═════ Given records ═════
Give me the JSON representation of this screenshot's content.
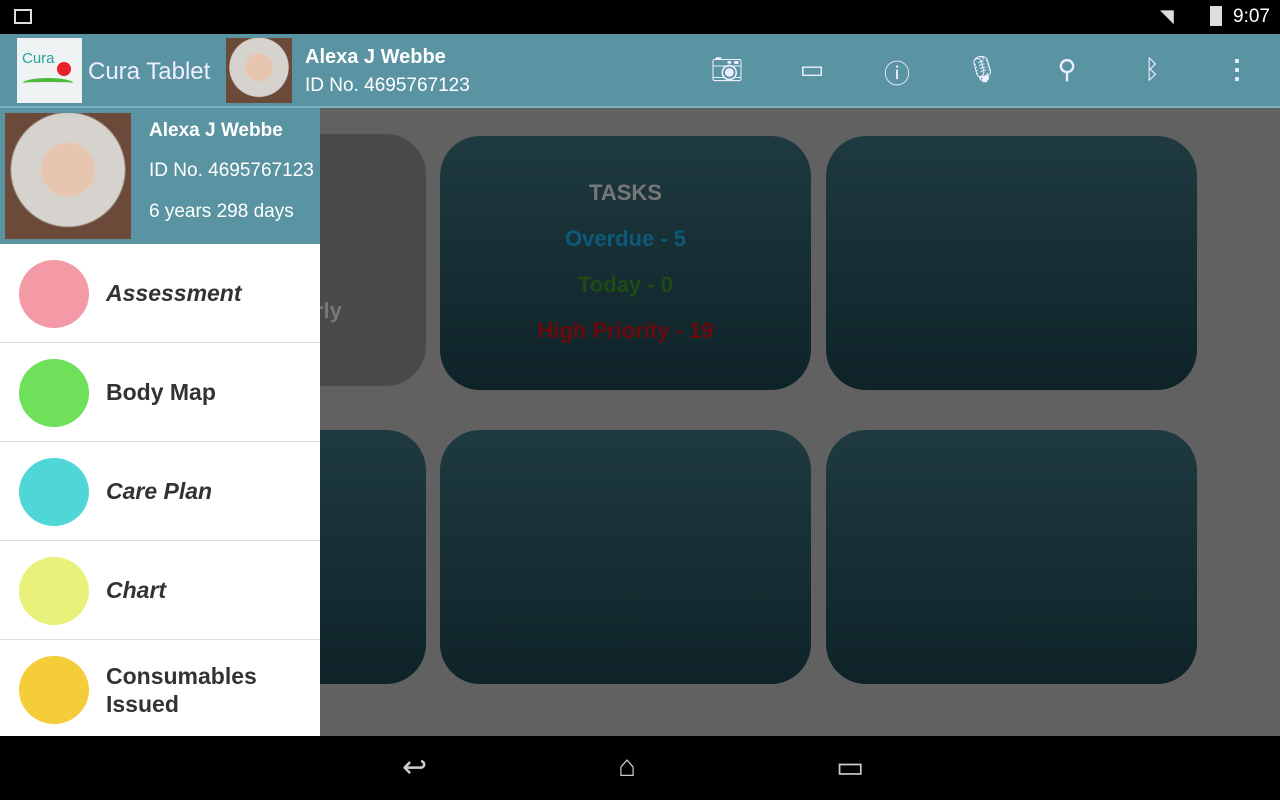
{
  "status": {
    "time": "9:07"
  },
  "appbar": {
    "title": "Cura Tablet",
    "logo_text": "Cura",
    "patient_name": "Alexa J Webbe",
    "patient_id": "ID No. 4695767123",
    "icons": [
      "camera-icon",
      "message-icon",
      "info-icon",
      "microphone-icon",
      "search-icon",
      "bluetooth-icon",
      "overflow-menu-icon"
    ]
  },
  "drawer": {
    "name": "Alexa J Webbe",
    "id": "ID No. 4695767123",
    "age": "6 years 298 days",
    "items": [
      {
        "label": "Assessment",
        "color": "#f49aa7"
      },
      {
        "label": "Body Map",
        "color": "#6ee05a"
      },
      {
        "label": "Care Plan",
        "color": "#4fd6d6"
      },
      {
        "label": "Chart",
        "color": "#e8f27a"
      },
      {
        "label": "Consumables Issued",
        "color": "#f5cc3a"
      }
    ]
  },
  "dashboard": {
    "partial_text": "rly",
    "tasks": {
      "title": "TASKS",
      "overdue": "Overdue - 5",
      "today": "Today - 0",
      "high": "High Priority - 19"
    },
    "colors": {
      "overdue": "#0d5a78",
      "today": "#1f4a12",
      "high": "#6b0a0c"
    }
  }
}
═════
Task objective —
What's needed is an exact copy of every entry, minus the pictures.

Expected output —
Give me the JSON representation of this screenshot's content.
{
  "status": {
    "time": "9:07"
  },
  "appbar": {
    "title": "Cura Tablet",
    "logo_text": "Cura",
    "patient_name": "Alexa J Webbe",
    "patient_id": "ID No. 4695767123",
    "icons": [
      "camera-icon",
      "message-icon",
      "info-icon",
      "microphone-icon",
      "search-icon",
      "bluetooth-icon",
      "overflow-menu-icon"
    ]
  },
  "drawer": {
    "name": "Alexa J Webbe",
    "id": "ID No. 4695767123",
    "age": "6 years 298 days",
    "items": [
      {
        "label": "Assessment",
        "color": "#f49aa7"
      },
      {
        "label": "Body Map",
        "color": "#6ee05a"
      },
      {
        "label": "Care Plan",
        "color": "#4fd6d6"
      },
      {
        "label": "Chart",
        "color": "#e8f27a"
      },
      {
        "label": "Consumables Issued",
        "color": "#f5cc3a"
      }
    ]
  },
  "dashboard": {
    "partial_text": "rly",
    "tasks": {
      "title": "TASKS",
      "overdue": "Overdue - 5",
      "today": "Today - 0",
      "high": "High Priority - 19"
    },
    "colors": {
      "overdue": "#0d5a78",
      "today": "#1f4a12",
      "high": "#6b0a0c"
    }
  }
}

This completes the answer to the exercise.